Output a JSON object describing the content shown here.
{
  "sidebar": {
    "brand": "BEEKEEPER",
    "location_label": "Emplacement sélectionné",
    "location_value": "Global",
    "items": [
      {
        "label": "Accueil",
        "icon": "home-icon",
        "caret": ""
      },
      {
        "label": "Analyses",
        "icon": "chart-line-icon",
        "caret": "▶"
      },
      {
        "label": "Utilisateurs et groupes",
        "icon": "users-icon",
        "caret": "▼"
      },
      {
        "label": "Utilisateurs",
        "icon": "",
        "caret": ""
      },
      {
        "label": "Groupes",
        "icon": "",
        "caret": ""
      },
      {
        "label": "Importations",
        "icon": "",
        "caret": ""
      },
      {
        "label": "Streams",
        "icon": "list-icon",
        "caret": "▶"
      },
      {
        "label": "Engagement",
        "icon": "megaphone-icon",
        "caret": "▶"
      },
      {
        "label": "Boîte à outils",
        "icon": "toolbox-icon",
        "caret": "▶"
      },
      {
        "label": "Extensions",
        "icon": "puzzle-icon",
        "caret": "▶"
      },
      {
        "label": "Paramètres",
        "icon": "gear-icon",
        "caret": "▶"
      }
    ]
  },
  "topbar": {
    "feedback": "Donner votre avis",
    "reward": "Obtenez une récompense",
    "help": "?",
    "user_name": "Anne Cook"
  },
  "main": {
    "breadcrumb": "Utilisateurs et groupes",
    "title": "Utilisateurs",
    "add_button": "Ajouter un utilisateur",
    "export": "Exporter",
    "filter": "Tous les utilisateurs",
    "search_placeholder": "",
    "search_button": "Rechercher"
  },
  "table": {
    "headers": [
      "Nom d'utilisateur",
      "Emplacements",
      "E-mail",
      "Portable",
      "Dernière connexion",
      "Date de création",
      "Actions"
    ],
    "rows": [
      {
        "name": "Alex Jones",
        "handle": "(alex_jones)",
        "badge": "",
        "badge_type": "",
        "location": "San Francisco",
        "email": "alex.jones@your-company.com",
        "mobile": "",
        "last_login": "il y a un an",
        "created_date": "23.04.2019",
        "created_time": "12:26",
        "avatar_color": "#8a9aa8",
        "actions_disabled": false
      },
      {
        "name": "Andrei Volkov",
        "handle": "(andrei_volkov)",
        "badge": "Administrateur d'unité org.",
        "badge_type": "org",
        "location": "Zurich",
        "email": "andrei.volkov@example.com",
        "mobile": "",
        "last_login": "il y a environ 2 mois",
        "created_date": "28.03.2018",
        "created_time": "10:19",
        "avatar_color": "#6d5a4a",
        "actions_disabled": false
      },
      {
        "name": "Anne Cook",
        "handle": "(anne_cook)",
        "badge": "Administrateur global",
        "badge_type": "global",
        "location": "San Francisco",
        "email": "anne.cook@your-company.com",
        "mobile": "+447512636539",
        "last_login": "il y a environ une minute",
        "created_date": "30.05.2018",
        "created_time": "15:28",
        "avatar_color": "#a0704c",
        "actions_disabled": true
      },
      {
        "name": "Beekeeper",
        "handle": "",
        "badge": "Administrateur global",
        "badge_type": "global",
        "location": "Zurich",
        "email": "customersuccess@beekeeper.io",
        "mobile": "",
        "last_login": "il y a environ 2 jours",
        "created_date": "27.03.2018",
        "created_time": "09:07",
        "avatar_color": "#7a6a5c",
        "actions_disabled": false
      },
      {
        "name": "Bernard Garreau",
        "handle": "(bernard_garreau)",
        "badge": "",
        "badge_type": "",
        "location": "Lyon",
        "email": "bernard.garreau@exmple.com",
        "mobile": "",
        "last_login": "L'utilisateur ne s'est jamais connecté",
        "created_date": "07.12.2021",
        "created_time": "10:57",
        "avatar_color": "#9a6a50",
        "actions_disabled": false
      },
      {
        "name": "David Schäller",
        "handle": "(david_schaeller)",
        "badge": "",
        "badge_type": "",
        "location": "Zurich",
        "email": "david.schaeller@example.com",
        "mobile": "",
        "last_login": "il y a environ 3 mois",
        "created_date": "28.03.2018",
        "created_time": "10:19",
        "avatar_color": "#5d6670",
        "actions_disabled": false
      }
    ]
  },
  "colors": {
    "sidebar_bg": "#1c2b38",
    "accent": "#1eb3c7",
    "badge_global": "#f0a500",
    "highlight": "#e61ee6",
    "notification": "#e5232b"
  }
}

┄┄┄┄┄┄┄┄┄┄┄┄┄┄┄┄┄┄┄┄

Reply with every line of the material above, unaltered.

Output a JSON object describing the content shown here.
{
  "sidebar": {
    "brand": "BEEKEEPER",
    "location_label": "Emplacement sélectionné",
    "location_value": "Global",
    "items": [
      {
        "label": "Accueil",
        "icon": "home-icon",
        "caret": ""
      },
      {
        "label": "Analyses",
        "icon": "chart-line-icon",
        "caret": "▶"
      },
      {
        "label": "Utilisateurs et groupes",
        "icon": "users-icon",
        "caret": "▼"
      },
      {
        "label": "Utilisateurs",
        "icon": "",
        "caret": ""
      },
      {
        "label": "Groupes",
        "icon": "",
        "caret": ""
      },
      {
        "label": "Importations",
        "icon": "",
        "caret": ""
      },
      {
        "label": "Streams",
        "icon": "list-icon",
        "caret": "▶"
      },
      {
        "label": "Engagement",
        "icon": "megaphone-icon",
        "caret": "▶"
      },
      {
        "label": "Boîte à outils",
        "icon": "toolbox-icon",
        "caret": "▶"
      },
      {
        "label": "Extensions",
        "icon": "puzzle-icon",
        "caret": "▶"
      },
      {
        "label": "Paramètres",
        "icon": "gear-icon",
        "caret": "▶"
      }
    ]
  },
  "topbar": {
    "feedback": "Donner votre avis",
    "reward": "Obtenez une récompense",
    "help": "?",
    "user_name": "Anne Cook"
  },
  "main": {
    "breadcrumb": "Utilisateurs et groupes",
    "title": "Utilisateurs",
    "add_button": "Ajouter un utilisateur",
    "export": "Exporter",
    "filter": "Tous les utilisateurs",
    "search_placeholder": "",
    "search_button": "Rechercher"
  },
  "table": {
    "headers": [
      "Nom d'utilisateur",
      "Emplacements",
      "E-mail",
      "Portable",
      "Dernière connexion",
      "Date de création",
      "Actions"
    ],
    "rows": [
      {
        "name": "Alex Jones",
        "handle": "(alex_jones)",
        "badge": "",
        "badge_type": "",
        "location": "San Francisco",
        "email": "alex.jones@your-company.com",
        "mobile": "",
        "last_login": "il y a un an",
        "created_date": "23.04.2019",
        "created_time": "12:26",
        "avatar_color": "#8a9aa8",
        "actions_disabled": false
      },
      {
        "name": "Andrei Volkov",
        "handle": "(andrei_volkov)",
        "badge": "Administrateur d'unité org.",
        "badge_type": "org",
        "location": "Zurich",
        "email": "andrei.volkov@example.com",
        "mobile": "",
        "last_login": "il y a environ 2 mois",
        "created_date": "28.03.2018",
        "created_time": "10:19",
        "avatar_color": "#6d5a4a",
        "actions_disabled": false
      },
      {
        "name": "Anne Cook",
        "handle": "(anne_cook)",
        "badge": "Administrateur global",
        "badge_type": "global",
        "location": "San Francisco",
        "email": "anne.cook@your-company.com",
        "mobile": "+447512636539",
        "last_login": "il y a environ une minute",
        "created_date": "30.05.2018",
        "created_time": "15:28",
        "avatar_color": "#a0704c",
        "actions_disabled": true
      },
      {
        "name": "Beekeeper",
        "handle": "",
        "badge": "Administrateur global",
        "badge_type": "global",
        "location": "Zurich",
        "email": "customersuccess@beekeeper.io",
        "mobile": "",
        "last_login": "il y a environ 2 jours",
        "created_date": "27.03.2018",
        "created_time": "09:07",
        "avatar_color": "#7a6a5c",
        "actions_disabled": false
      },
      {
        "name": "Bernard Garreau",
        "handle": "(bernard_garreau)",
        "badge": "",
        "badge_type": "",
        "location": "Lyon",
        "email": "bernard.garreau@exmple.com",
        "mobile": "",
        "last_login": "L'utilisateur ne s'est jamais connecté",
        "created_date": "07.12.2021",
        "created_time": "10:57",
        "avatar_color": "#9a6a50",
        "actions_disabled": false
      },
      {
        "name": "David Schäller",
        "handle": "(david_schaeller)",
        "badge": "",
        "badge_type": "",
        "location": "Zurich",
        "email": "david.schaeller@example.com",
        "mobile": "",
        "last_login": "il y a environ 3 mois",
        "created_date": "28.03.2018",
        "created_time": "10:19",
        "avatar_color": "#5d6670",
        "actions_disabled": false
      }
    ]
  },
  "colors": {
    "sidebar_bg": "#1c2b38",
    "accent": "#1eb3c7",
    "badge_global": "#f0a500",
    "highlight": "#e61ee6",
    "notification": "#e5232b"
  }
}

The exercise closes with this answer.